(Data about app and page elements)
# # #
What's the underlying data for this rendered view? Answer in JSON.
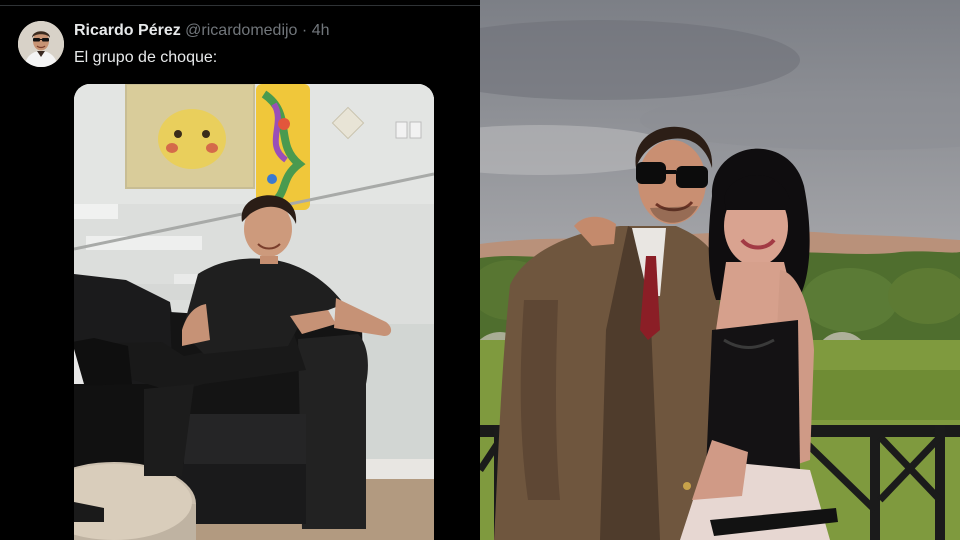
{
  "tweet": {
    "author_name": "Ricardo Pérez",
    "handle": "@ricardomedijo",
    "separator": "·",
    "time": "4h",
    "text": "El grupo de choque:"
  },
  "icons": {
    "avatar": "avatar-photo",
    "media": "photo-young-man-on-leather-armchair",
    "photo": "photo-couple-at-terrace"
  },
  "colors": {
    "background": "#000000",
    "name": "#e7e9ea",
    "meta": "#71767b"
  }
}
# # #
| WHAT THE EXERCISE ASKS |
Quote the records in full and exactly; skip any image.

| SOLUTION TO THE PROBLEM |
What's the underlying data for this rendered view? Answer in JSON.
{
  "tweet": {
    "author_name": "Ricardo Pérez",
    "handle": "@ricardomedijo",
    "separator": "·",
    "time": "4h",
    "text": "El grupo de choque:"
  },
  "icons": {
    "avatar": "avatar-photo",
    "media": "photo-young-man-on-leather-armchair",
    "photo": "photo-couple-at-terrace"
  },
  "colors": {
    "background": "#000000",
    "name": "#e7e9ea",
    "meta": "#71767b"
  }
}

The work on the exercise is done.